Playing on male-gendered instruments, the members of the all-women Original Pinettes Brass Band contest the male domination of the New Orleans brass band scene, queering the normative relationship between instruments and musicians and carving out a space for female musicianship.
The group’s songs and performance decisions present agential and subjective sites of black feminist thought put into action to subvert the brass band patriarchy.
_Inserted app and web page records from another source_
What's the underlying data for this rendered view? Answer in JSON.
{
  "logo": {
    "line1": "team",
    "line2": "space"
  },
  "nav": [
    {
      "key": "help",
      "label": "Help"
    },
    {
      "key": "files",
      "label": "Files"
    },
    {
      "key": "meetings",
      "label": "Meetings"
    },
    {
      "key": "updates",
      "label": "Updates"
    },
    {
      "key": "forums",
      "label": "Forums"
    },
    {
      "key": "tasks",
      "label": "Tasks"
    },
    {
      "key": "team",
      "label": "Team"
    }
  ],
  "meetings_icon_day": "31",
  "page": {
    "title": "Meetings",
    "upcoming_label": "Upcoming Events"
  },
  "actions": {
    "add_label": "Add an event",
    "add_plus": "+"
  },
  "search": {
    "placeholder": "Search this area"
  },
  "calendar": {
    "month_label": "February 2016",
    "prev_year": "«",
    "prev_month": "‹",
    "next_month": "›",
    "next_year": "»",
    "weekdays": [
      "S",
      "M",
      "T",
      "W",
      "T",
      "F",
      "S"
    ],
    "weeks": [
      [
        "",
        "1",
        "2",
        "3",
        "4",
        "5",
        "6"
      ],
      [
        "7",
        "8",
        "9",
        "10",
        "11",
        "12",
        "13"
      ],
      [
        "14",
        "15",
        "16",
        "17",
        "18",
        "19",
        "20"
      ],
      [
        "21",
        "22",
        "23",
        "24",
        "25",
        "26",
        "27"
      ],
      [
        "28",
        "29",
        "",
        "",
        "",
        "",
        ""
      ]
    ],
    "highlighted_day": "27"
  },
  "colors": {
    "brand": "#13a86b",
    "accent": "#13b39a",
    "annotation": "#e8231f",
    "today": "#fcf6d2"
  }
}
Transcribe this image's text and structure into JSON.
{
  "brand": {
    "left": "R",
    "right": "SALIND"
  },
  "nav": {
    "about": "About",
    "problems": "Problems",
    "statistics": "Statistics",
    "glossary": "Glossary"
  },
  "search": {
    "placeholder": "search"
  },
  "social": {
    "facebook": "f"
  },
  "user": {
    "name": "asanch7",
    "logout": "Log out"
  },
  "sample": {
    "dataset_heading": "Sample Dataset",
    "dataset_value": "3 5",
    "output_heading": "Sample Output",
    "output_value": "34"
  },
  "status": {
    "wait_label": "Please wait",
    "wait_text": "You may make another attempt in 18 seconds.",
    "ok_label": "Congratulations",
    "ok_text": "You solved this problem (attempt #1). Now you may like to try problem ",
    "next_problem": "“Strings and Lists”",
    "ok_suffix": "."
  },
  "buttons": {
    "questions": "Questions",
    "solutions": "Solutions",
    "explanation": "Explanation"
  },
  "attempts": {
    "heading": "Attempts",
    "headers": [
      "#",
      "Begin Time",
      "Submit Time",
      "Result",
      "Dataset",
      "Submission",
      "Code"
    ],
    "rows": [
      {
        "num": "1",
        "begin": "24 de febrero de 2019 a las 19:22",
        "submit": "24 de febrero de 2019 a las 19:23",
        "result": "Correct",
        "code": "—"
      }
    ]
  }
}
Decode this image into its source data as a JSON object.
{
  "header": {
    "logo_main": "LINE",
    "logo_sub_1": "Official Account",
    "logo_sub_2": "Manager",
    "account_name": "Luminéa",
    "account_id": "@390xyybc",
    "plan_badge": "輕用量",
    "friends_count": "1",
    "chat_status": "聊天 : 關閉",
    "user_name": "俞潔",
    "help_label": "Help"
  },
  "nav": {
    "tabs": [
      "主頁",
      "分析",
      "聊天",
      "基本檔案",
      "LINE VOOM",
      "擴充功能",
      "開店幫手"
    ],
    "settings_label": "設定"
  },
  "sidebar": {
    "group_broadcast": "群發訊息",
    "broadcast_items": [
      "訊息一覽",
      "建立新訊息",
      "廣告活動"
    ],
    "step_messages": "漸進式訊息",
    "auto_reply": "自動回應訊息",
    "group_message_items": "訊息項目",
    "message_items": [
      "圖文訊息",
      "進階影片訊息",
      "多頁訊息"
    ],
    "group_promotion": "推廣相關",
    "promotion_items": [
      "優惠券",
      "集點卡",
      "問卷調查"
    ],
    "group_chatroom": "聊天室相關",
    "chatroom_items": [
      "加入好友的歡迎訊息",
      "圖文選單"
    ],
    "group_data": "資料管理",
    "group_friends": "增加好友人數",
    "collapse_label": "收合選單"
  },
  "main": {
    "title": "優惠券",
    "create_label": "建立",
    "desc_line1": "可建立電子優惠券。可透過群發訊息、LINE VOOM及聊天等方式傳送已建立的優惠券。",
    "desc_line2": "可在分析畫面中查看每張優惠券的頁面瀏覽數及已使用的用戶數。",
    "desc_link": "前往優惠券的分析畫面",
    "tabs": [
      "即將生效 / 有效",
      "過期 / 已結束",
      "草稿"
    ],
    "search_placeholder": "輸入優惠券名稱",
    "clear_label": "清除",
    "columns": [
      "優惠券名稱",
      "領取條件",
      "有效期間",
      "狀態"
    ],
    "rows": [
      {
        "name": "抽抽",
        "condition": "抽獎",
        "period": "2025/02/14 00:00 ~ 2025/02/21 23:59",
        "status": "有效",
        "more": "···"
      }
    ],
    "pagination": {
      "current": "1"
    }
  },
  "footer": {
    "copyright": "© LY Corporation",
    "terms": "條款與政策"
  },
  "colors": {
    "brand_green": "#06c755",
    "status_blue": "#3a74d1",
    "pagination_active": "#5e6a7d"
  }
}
The Pinettes force us to view the New Orleans brass band scene as an intersectional site where gender is a central element in the construction and consolidation of power relationships.
This according to “Street queens: New Orleans brass bands and the problem of intersectionality” by Kyle DeCoste (Ethnomusicology LXI/2 [summer 2017] pp. 181–206). Below, the Pinettes in 2016.
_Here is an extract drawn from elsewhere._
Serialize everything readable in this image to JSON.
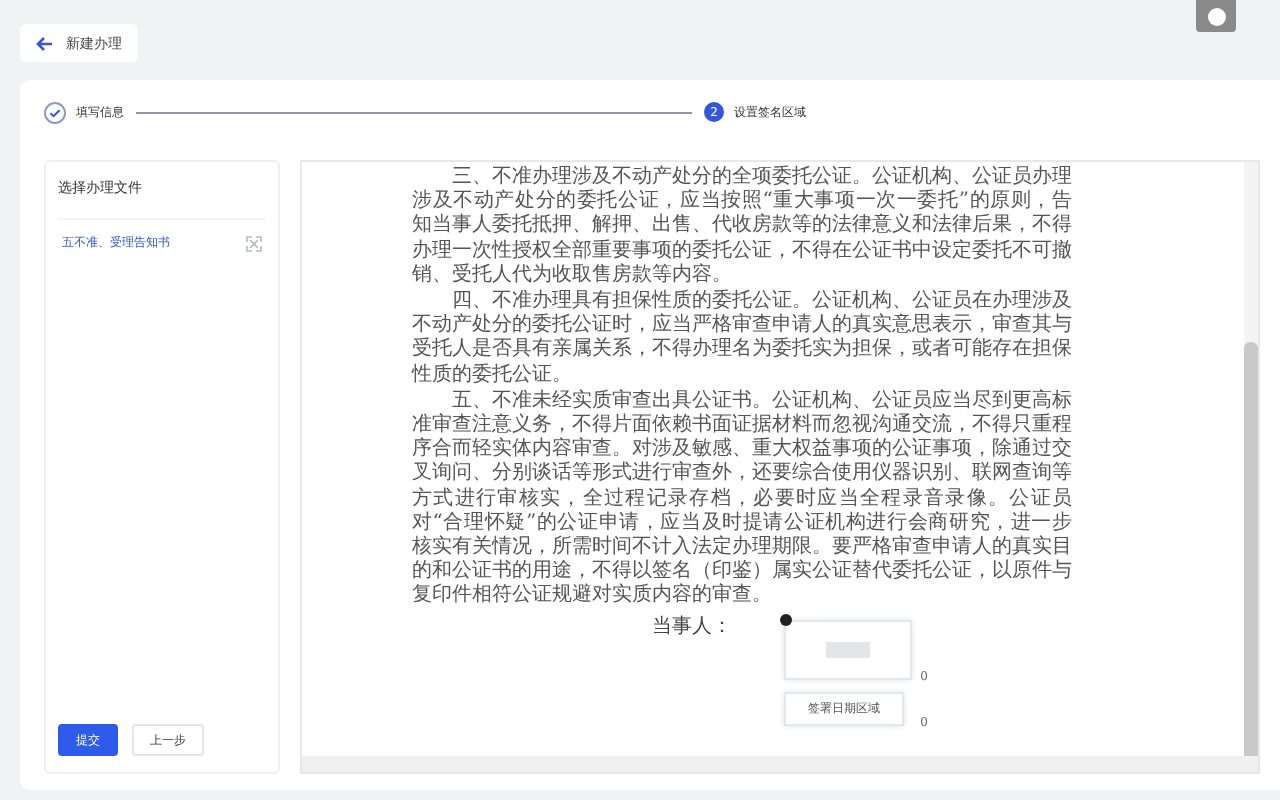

In August 2017 Bloomsbury launched 33 1/3 global, a series of short music-based books related to but independent from their series 33 1/3. The new series brings the focus to music throughout the world, starting with Supercell’s “Supercell” featuring Hatsune Miku by Keisuke Yamada, in the subseries 33 1/3 Japan.
The lead singer on Supercell’s eponymous first album is Hatsune Miku (初音ミク), a Vocaloid character created by Crypton Future Media with voice synthesizers. A virtual superstar, over 100,000 songs, uploaded mostly by fans, are attributed to her. By the time Supercell was released in March 2009, the group’s Vocaloid works were already well-known to fans.
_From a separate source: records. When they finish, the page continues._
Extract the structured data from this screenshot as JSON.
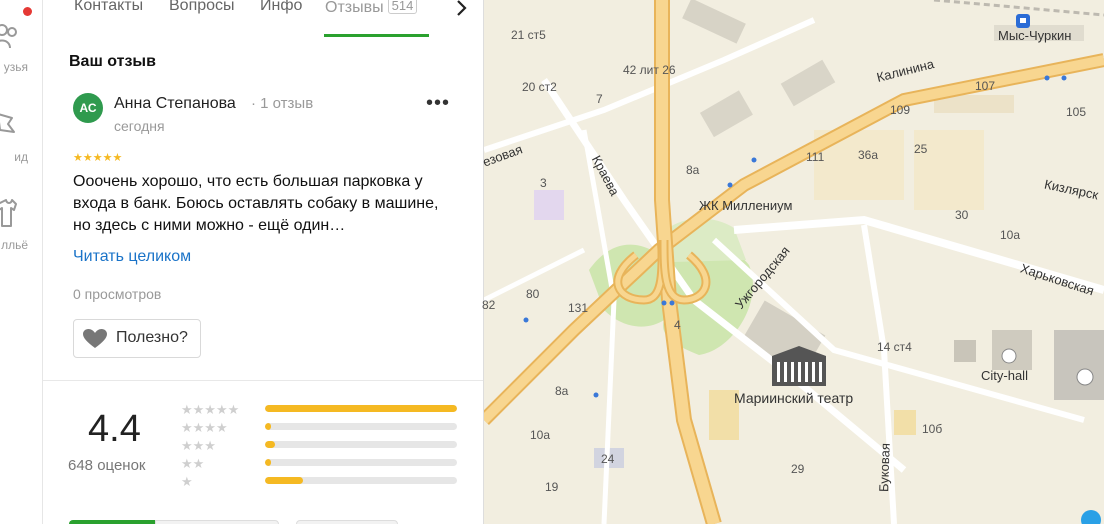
{
  "rail": {
    "items": [
      {
        "label": "узья",
        "icon": "friends-icon"
      },
      {
        "label": "ид",
        "icon": "guide-icon"
      },
      {
        "label": "лльё",
        "icon": "clothes-icon"
      }
    ],
    "notification_color": "#e53935"
  },
  "tabs": [
    {
      "label": "Контакты"
    },
    {
      "label": "Вопросы"
    },
    {
      "label": "Инфо"
    },
    {
      "label": "Отзывы",
      "count": "514",
      "active": true
    }
  ],
  "review": {
    "section_title": "Ваш отзыв",
    "avatar_initials": "АС",
    "author": "Анна Степанова",
    "author_reviews": "· 1 отзыв",
    "date": "сегодня",
    "stars": 5,
    "stars_glyphs": "★★★★★",
    "text": "Ооочень хорошо, что есть большая парковка у входа в банк. Боюсь оставлять собаку в машине, но здесь с ними можно - ещё один…",
    "read_more": "Читать целиком",
    "views": "0 просмотров",
    "useful_label": "Полезно?"
  },
  "rating": {
    "value": "4.4",
    "count_label": "648 оценок",
    "distribution": [
      {
        "stars": "★★★★★",
        "fraction": 1.0
      },
      {
        "stars": "★★★★",
        "fraction": 0.03
      },
      {
        "stars": "★★★",
        "fraction": 0.05
      },
      {
        "stars": "★★",
        "fraction": 0.03
      },
      {
        "stars": "★",
        "fraction": 0.2
      }
    ],
    "accent": "#f5b922"
  },
  "map": {
    "metro_station": "Мыс-Чуркин",
    "streets": {
      "kalinina": "Калинина",
      "kraeva": "Краева",
      "uzhgorodskaya": "Ужгородская",
      "kharkovskaya": "Харьковская",
      "kizlyarskaya": "Кизлярск",
      "bukovaya": "Буковая",
      "bereznaya": "езовая"
    },
    "pois": {
      "millennium": "ЖК Миллениум",
      "mariinsky": "Мариинский театр",
      "cityhall": "City-hall"
    },
    "house_numbers": [
      "21 ст5",
      "20 ст2",
      "42 лит 26",
      "7",
      "3",
      "8а",
      "111",
      "36а",
      "25",
      "30",
      "10а",
      "107",
      "109",
      "105",
      "80",
      "131",
      "8а",
      "10а",
      "24",
      "19",
      "14 ст4",
      "10б",
      "29",
      "82",
      "4"
    ]
  },
  "colors": {
    "brand_green": "#2aa12e",
    "link": "#1a73c8",
    "road_major": "#f6c36b"
  }
}
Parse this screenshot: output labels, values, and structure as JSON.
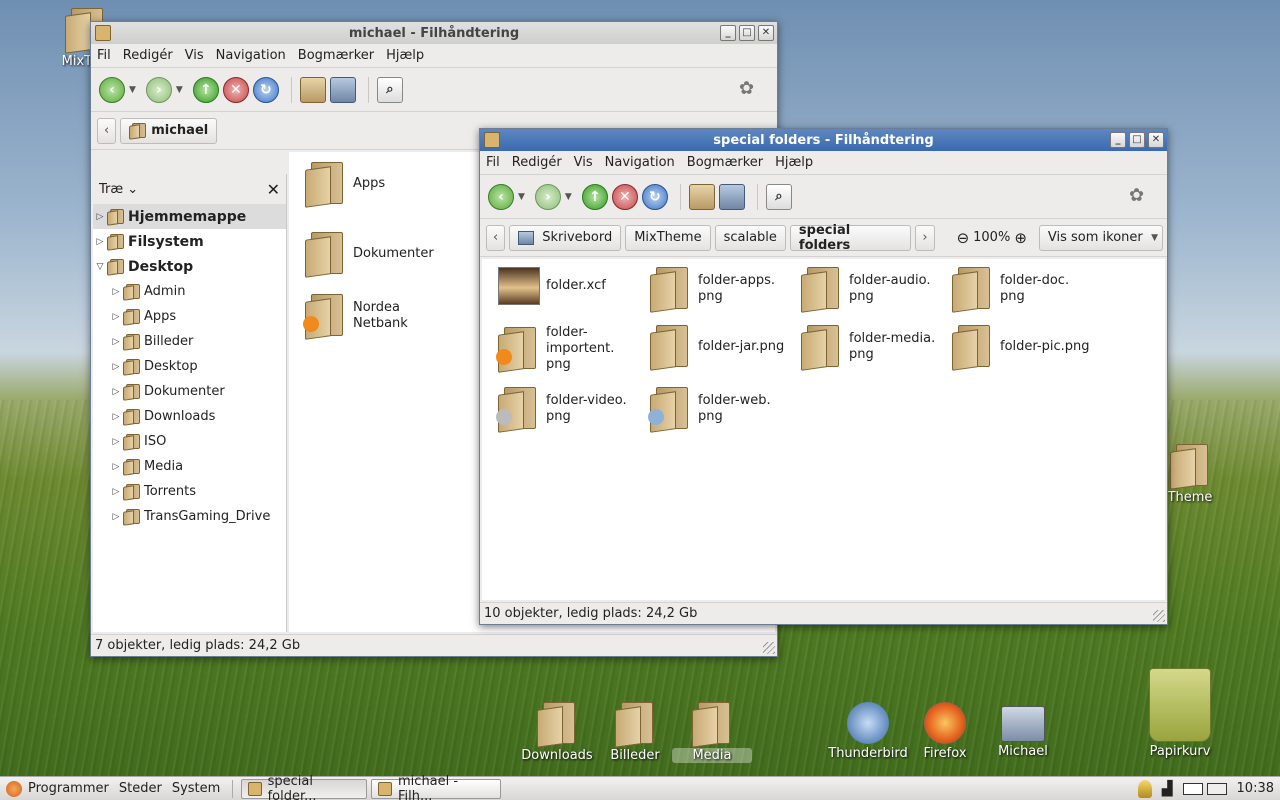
{
  "desktop": {
    "icons": [
      {
        "label": "MixThe"
      },
      {
        "label": "Theme"
      },
      {
        "label": "Downloads"
      },
      {
        "label": "Billeder"
      },
      {
        "label": "Media"
      },
      {
        "label": "Thunderbird"
      },
      {
        "label": "Firefox"
      },
      {
        "label": "Michael"
      },
      {
        "label": "Papirkurv"
      }
    ]
  },
  "menu": [
    "Fil",
    "Redigér",
    "Vis",
    "Navigation",
    "Bogmærker",
    "Hjælp"
  ],
  "win_back": {
    "title": "michael - Filhåndtering",
    "location": "michael",
    "sidebar_mode": "Træ",
    "tree": [
      {
        "label": "Hjemmemappe"
      },
      {
        "label": "Filsystem"
      },
      {
        "label": "Desktop"
      },
      {
        "label": "Admin"
      },
      {
        "label": "Apps"
      },
      {
        "label": "Billeder"
      },
      {
        "label": "Desktop"
      },
      {
        "label": "Dokumenter"
      },
      {
        "label": "Downloads"
      },
      {
        "label": "ISO"
      },
      {
        "label": "Media"
      },
      {
        "label": "Torrents"
      },
      {
        "label": "TransGaming_Drive"
      }
    ],
    "files": [
      {
        "label": "Apps"
      },
      {
        "label": "Dokumenter"
      },
      {
        "label": "Nordea\nNetbank"
      }
    ],
    "status": "7 objekter, ledig plads: 24,2 Gb"
  },
  "win_front": {
    "title": "special folders - Filhåndtering",
    "crumbs": [
      "Skrivebord",
      "MixTheme",
      "scalable",
      "special folders"
    ],
    "zoom": "100%",
    "view_mode": "Vis som ikoner",
    "files": [
      {
        "label": "folder.xcf"
      },
      {
        "label": "folder-apps.\npng"
      },
      {
        "label": "folder-audio.\npng"
      },
      {
        "label": "folder-doc.\npng"
      },
      {
        "label": "folder-\nimportent.\npng"
      },
      {
        "label": "folder-jar.png"
      },
      {
        "label": "folder-media.\npng"
      },
      {
        "label": "folder-pic.png"
      },
      {
        "label": "folder-video.\npng"
      },
      {
        "label": "folder-web.\npng"
      }
    ],
    "status": "10 objekter, ledig plads: 24,2 Gb"
  },
  "panel": {
    "menus": [
      "Programmer",
      "Steder",
      "System"
    ],
    "tasks": [
      "special folder...",
      "michael - Filh..."
    ],
    "clock": "10:38"
  }
}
This book explores the Vocaloid and DTM (desktop music) phenomena through the lenses of media and fan studies, looking closely at online social media platforms, the new technology for composing, avid fans of the Vocaloid character, and these fans’ performative practices. It provides a sense of how interactive new media and an empowered fan base combine to engage in the creation processes and enhance the circulation of DTM works.
Below, Hatsune Miku in action.
Initially the Ottoman Empire lacked the important ceremonial symbol of a Western-style national anthem, and each sultan from Mahmud II onwards commissioned a march for that purpose. Accordingly, the imperial march of Abdülhamid II was Hamidiye marşı (or Ey velinimet-i âlem, the first words of the text). Before the annexation of Bosnia Hamidiye marşı was of marked political importance there, and the march’s symbolic value made it an integral part of the musical program of various Bosnian Muslim entertainments.
Another frequently performed Ottoman march was Cezayir marşı (Turkish Cezayir “Algiers, Algeria”, or Dezair, as it was known in Bosnia). This march is often attributed to Giuseppe Donizetti (Gaetano’s brother, above); the reference to Algeria is probably due to the French invasion of that Ottoman province in 1830.
This according to “Ottoman music in Habsburg Bosnia-Herzegovina (1878–1918)” by Risto Pekka Pennanen, an essay included in 6. međunarodni simpozij “Muzika u Društvu”: Zbornik radova/6th international symposium “Music in Society”: Collection of papers (Sarajevo: Muzikološko Društvo BiH, 2009, pp. 81–91).
Below, the two marches in question.
Commonly associated with Cairo’s working class, ša‘bī (شعبى ) is a politically charged musical genre with a long history of bawdy humor and trenchant social critique. While the cultural elite may see the term as an index of the backwardness of the uneducated masses, for many Egyptians ša‘bī evokes a sense of identity, tradition, and heritage.
One of contemporary ša‘bī’s foremost practitioners of social commentary and political dissent, Ša‘bān ‘Abd al-Raḥīm (شعبان عبد الرحيم, above), stormed into popular culture in the early 21st century by mobilizing the genre’s potential to tap into the pulse of the Egyptian-Arab street. By 2002 ‘Abd al-Raḥīm’s brazen sociopolitical commentary had turned him into the unlikely hero of millions of Egyptians and Arabs.
This according to “‘I’ll tell you why we hate you!’ Ša‘bān ‘Abd al-Raḥīm and Middle Eastern reactions to 9/11” by James R. Grippo, an essay included in Music in the post-9/11 world (New York: Routledge, 2007, pp. 255–75).
Below, ‘Abd al-Raḥīm’s Obama, which excoriates George W. Bush while poking fun at the notion that the newly elected Barack Obama will save the Arab world like Saladin.